Author: Allan Kaganov
A car is a big buying decision; for many it’s a financial commitment second only to a mortgage. The customer, having deliberated over in-car features, specifications, performance and the adequate provision of cup holders wants buying his or her chosen car to be simple and quick. The car salesperson also wants to close the deal rapidly and to feel that they’ve given their customer an overall good experience.
Unfortunately, according to Intelligent Environments, nearly half of surveyed Brits who own cars on finance say it’s the finance bit that’s one of the most difficult things about buying a new car. Not compromising on cup holders, then.
The problem is, a lot of car finance processes are old-fashioned, manual and largely paper-based. For the car-buyer who probably started their search online and conducts much of his/her affairs – including finance management – that way, it’s a step back into the ‘olden’ days.
Yet, auto finance is very big business – a huge 86 per cent of new car sales in the US are financed, equating to an auto loan balance of more than $1.06 trillion. In such a lucrative market, incumbents face increasing competition from new market entrants able to do things a different way. For both established players and those starting out, technology offers the potential for efficiency improvements.
Take renewals, for example; it makes no sense in this digital age for existing customers to have to go through a complete application process again. Huge efficiencies surely lie in a simple online renewal process, backed up by a digital approvals process with as much automation as possible.
Despite the size of today’s auto finance market, new voices are continually added to industry murmurs of new systems of car ownership. As city congestion worsens and the cost of individual car ownership goes up, shared and subscription-based options may gain popularity.
This, suggests Deloitte stands to alter auto financing. From consumer to commercial auto lending with finance extended to dealerships buying cars to offer to customers on a subscription basis. For those finance providers with business models built around dealership loans to consumers, as Deloitte points out this would entail a shift to a commercial lending model.

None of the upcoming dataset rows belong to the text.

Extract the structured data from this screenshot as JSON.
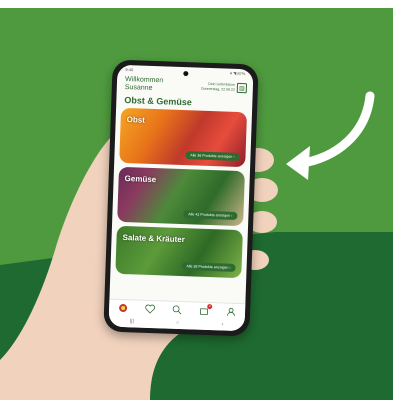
{
  "statusbar": {
    "time": "9:40",
    "right": "▾ ◥ 87%"
  },
  "header": {
    "greeting_line1": "Willkommen",
    "greeting_line2": "Susanne",
    "shop_line1": "Dein Lieferdatum",
    "shop_line2": "Donnerstag, 22.09.22"
  },
  "section_title": "Obst & Gemüse",
  "cards": [
    {
      "label": "Obst",
      "button": "Alle 36 Produkte anzeigen  ›"
    },
    {
      "label": "Gemüse",
      "button": "Alle 42 Produkte anzeigen  ›"
    },
    {
      "label": "Salate & Kräuter",
      "button": "Alle 28 Produkte anzeigen  ›"
    }
  ],
  "nav": {
    "cart_badge": "2"
  },
  "colors": {
    "brand_green": "#2e6b2f",
    "bg_green": "#4f9a3f",
    "bg_dark_green": "#1e6a30"
  },
  "icons": [
    "home-icon",
    "heart-icon",
    "search-icon",
    "cart-icon",
    "profile-icon"
  ]
}
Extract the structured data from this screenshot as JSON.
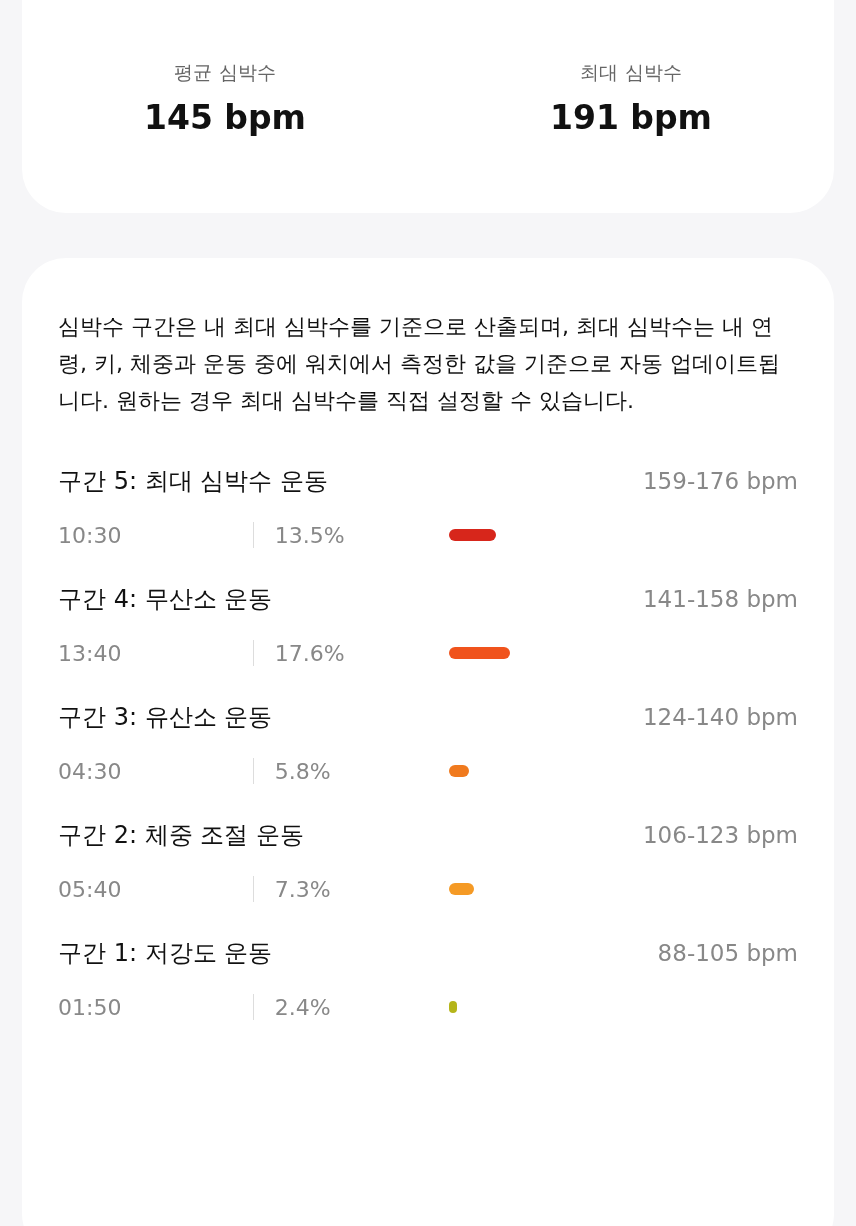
{
  "summary": [
    {
      "label": "평균 심박수",
      "value": "145 bpm"
    },
    {
      "label": "최대 심박수",
      "value": "191 bpm"
    }
  ],
  "description": "심박수 구간은 내 최대 심박수를 기준으로 산출되며, 최대 심박수는 내 연령, 키, 체중과 운동 중에 워치에서 측정한 값을 기준으로 자동 업데이트됩니다. 원하는 경우 최대 심박수를 직접 설정할 수 있습니다.",
  "zones": [
    {
      "title": "구간 5: 최대 심박수 운동",
      "range": "159-176 bpm",
      "time": "10:30",
      "percent": "13.5%",
      "color": "#d7261b"
    },
    {
      "title": "구간 4: 무산소 운동",
      "range": "141-158 bpm",
      "time": "13:40",
      "percent": "17.6%",
      "color": "#f0531c"
    },
    {
      "title": "구간 3: 유산소 운동",
      "range": "124-140 bpm",
      "time": "04:30",
      "percent": "5.8%",
      "color": "#f07a1e"
    },
    {
      "title": "구간 2: 체중 조절 운동",
      "range": "106-123 bpm",
      "time": "05:40",
      "percent": "7.3%",
      "color": "#f59a25"
    },
    {
      "title": "구간 1: 저강도 운동",
      "range": "88-105 bpm",
      "time": "01:50",
      "percent": "2.4%",
      "color": "#b5b51a"
    }
  ]
}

One thing is clear. For a market thriving in the digital age while remaining arguably less transformed by it than most, change is on the horizon for auto finance. This change may drive higher levels of digitisation, so that consumers may be better served; it may result in a re-evaluation of business models to support a new market dynamic. In the short to medium term, of course, it may probably result in both.